Objective: We aimed to create a molecular assay to monitor erythroid (red blood cell [RBC]) engraftment in any patient following allogeneic hematopoietic stem cell transplantation, independent of disease-specific mutations.
Materials and methods: We identified 10 common single nucleotide polymorphisms (SNPs), expressed by genes encoding RBC antigens and structural proteins. These SNPs were polymerase chain reaction-amplified from total RNA extracted from peripheral blood, which contains nucleated erythroid progenitors. Mixing studies validated that each SNP can quantitatively measure donor/recipient DNA and RNA.
Results: We directly genotyped 23 patients who underwent hematopoietic stem cell transplantation and their human leukocyte antigen-matched donors and found a median of three informative SNPs (i.e., discordant between donor and recipient) per pair. By using the informative RBC SNPs to quantify donor-derived RBC transcripts, we compared rates of RBC engraftment in 13 patients with hemoglobinopathies vs donor mononuclear cell (white blood cell [WBC]) engraftment. Consistent with known ineffective erythropoiesis associated with hemoglobinopathies, we detected up to threefold greater RBC-specific compared to overall WBC engraftment in five of eight patients who were mixed chimeras by transplant day 30. The remaining three of eight who received ABH-incompatible grafts, demonstrated at least 0.5-fold lower RBC compared to WBC engraftment that was related to persistence of host-derived anti-isohemagglutinin antibodies.

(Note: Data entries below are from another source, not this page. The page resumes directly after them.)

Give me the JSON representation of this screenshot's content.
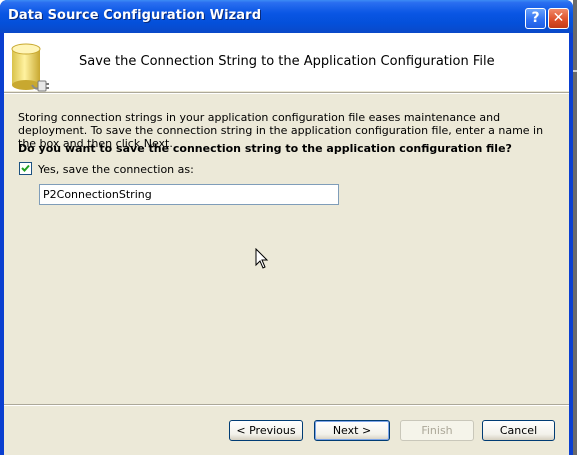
{
  "window": {
    "title": "Data Source Configuration Wizard",
    "help_symbol": "?",
    "close_symbol": "✕"
  },
  "header": {
    "title": "Save the Connection String to the Application Configuration File",
    "icon": "database-connection-icon"
  },
  "body": {
    "description": "Storing connection strings in your application configuration file eases maintenance and deployment. To save the connection string in the application configuration file, enter a name in the box and then click Next.",
    "question": "Do you want to save the connection string to the application configuration file?",
    "save_checkbox": {
      "label": "Yes, save the connection as:",
      "checked": true
    },
    "connection_name": {
      "value": "P2ConnectionString"
    }
  },
  "buttons": {
    "previous": "< Previous",
    "next": "Next >",
    "finish": "Finish",
    "cancel": "Cancel"
  },
  "colors": {
    "titlebar": "#0a56e4",
    "dialog_bg": "#ece9d8",
    "header_bg": "#ffffff",
    "checkmark": "#21a121"
  }
}
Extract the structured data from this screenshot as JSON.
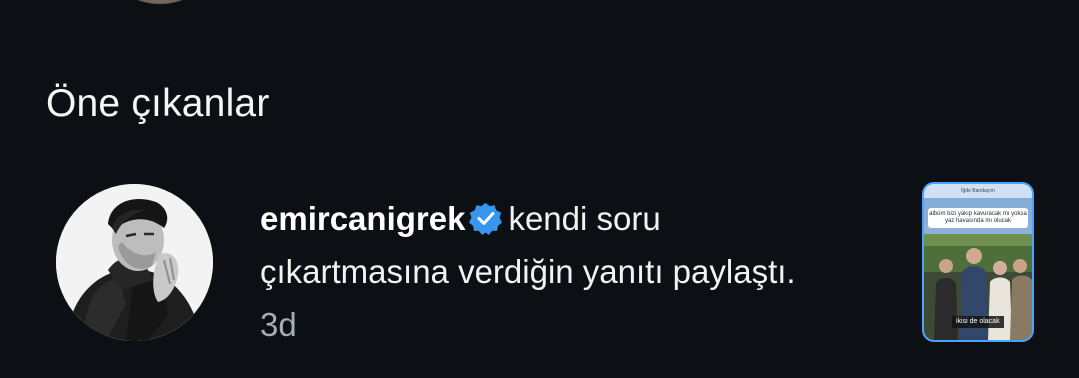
{
  "section": {
    "title": "Öne çıkanlar"
  },
  "notification": {
    "username": "emircanigrek",
    "verified": true,
    "action_text": "kendi soru çıkartmasına verdiğin yanıtı paylaştı.",
    "time": "3d",
    "avatar_icon": "user-avatar",
    "story_thumbnail": {
      "header": "İğde Bandayım",
      "question": "albüm bizi yakıp kavuracak mı yoksa yaz havasında mı olucak",
      "caption": "ikisi de olacak"
    }
  },
  "colors": {
    "background": "#0c0f14",
    "text": "#f2f2f2",
    "muted": "#a8adb5",
    "verified_badge": "#3797f0",
    "story_border": "#4aa3ff"
  }
}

Conclusion: This RNA-based assay can be used to monitor RBC-specific engraftment regardless of a patient's specific hemoglobin mutation or even diagnosis. We propose that panels of expressed SNPs informative for other cell lineages can be created to comprehensively assess the impact of novel stem cell-based therapies on lineage-specific engraftment.